Top of RECORDS PROVIDED

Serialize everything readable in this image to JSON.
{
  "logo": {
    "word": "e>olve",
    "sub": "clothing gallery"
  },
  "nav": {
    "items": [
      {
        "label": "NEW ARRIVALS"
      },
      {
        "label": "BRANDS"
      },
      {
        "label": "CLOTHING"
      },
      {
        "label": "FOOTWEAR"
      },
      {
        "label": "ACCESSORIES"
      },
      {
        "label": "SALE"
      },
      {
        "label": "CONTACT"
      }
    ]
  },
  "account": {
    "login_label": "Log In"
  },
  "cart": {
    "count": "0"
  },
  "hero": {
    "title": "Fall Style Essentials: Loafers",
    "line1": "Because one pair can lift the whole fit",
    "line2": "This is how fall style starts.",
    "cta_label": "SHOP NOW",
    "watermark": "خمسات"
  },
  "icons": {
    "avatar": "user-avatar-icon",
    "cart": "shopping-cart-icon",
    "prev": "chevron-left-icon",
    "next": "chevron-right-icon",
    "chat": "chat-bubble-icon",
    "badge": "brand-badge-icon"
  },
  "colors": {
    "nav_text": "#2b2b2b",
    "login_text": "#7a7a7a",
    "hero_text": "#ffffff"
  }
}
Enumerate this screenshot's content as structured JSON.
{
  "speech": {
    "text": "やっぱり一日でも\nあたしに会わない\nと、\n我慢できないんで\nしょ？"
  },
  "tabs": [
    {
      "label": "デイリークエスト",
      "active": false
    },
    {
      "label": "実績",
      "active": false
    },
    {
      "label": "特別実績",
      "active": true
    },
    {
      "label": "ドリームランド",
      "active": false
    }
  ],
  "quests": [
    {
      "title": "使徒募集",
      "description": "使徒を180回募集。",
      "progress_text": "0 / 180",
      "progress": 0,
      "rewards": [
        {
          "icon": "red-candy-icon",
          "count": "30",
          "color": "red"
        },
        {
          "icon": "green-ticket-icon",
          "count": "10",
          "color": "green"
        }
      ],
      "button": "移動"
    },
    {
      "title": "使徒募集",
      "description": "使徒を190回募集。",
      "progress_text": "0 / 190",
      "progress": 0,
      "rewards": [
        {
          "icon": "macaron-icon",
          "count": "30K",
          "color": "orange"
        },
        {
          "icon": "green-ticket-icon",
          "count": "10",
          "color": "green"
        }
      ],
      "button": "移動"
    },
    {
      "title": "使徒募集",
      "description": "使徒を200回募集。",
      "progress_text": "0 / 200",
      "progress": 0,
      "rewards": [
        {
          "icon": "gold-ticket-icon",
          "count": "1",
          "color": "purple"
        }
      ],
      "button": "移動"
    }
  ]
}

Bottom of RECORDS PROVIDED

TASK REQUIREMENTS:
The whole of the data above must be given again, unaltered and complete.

FINISHED EXERCISE:
Serialize everything readable in this image to JSON.
{
  "logo": {
    "word": "e>olve",
    "sub": "clothing gallery"
  },
  "nav": {
    "items": [
      {
        "label": "NEW ARRIVALS"
      },
      {
        "label": "BRANDS"
      },
      {
        "label": "CLOTHING"
      },
      {
        "label": "FOOTWEAR"
      },
      {
        "label": "ACCESSORIES"
      },
      {
        "label": "SALE"
      },
      {
        "label": "CONTACT"
      }
    ]
  },
  "account": {
    "login_label": "Log In"
  },
  "cart": {
    "count": "0"
  },
  "hero": {
    "title": "Fall Style Essentials: Loafers",
    "line1": "Because one pair can lift the whole fit",
    "line2": "This is how fall style starts.",
    "cta_label": "SHOP NOW",
    "watermark": "خمسات"
  },
  "icons": {
    "avatar": "user-avatar-icon",
    "cart": "shopping-cart-icon",
    "prev": "chevron-left-icon",
    "next": "chevron-right-icon",
    "chat": "chat-bubble-icon",
    "badge": "brand-badge-icon"
  },
  "colors": {
    "nav_text": "#2b2b2b",
    "login_text": "#7a7a7a",
    "hero_text": "#ffffff"
  }
}
Enumerate this screenshot's content as structured JSON.
{
  "speech": {
    "text": "やっぱり一日でも\nあたしに会わない\nと、\n我慢できないんで\nしょ？"
  },
  "tabs": [
    {
      "label": "デイリークエスト",
      "active": false
    },
    {
      "label": "実績",
      "active": false
    },
    {
      "label": "特別実績",
      "active": true
    },
    {
      "label": "ドリームランド",
      "active": false
    }
  ],
  "quests": [
    {
      "title": "使徒募集",
      "description": "使徒を180回募集。",
      "progress_text": "0 / 180",
      "progress": 0,
      "rewards": [
        {
          "icon": "red-candy-icon",
          "count": "30",
          "color": "red"
        },
        {
          "icon": "green-ticket-icon",
          "count": "10",
          "color": "green"
        }
      ],
      "button": "移動"
    },
    {
      "title": "使徒募集",
      "description": "使徒を190回募集。",
      "progress_text": "0 / 190",
      "progress": 0,
      "rewards": [
        {
          "icon": "macaron-icon",
          "count": "30K",
          "color": "orange"
        },
        {
          "icon": "green-ticket-icon",
          "count": "10",
          "color": "green"
        }
      ],
      "button": "移動"
    },
    {
      "title": "使徒募集",
      "description": "使徒を200回募集。",
      "progress_text": "0 / 200",
      "progress": 0,
      "rewards": [
        {
          "icon": "gold-ticket-icon",
          "count": "1",
          "color": "purple"
        }
      ],
      "button": "移動"
    }
  ]
}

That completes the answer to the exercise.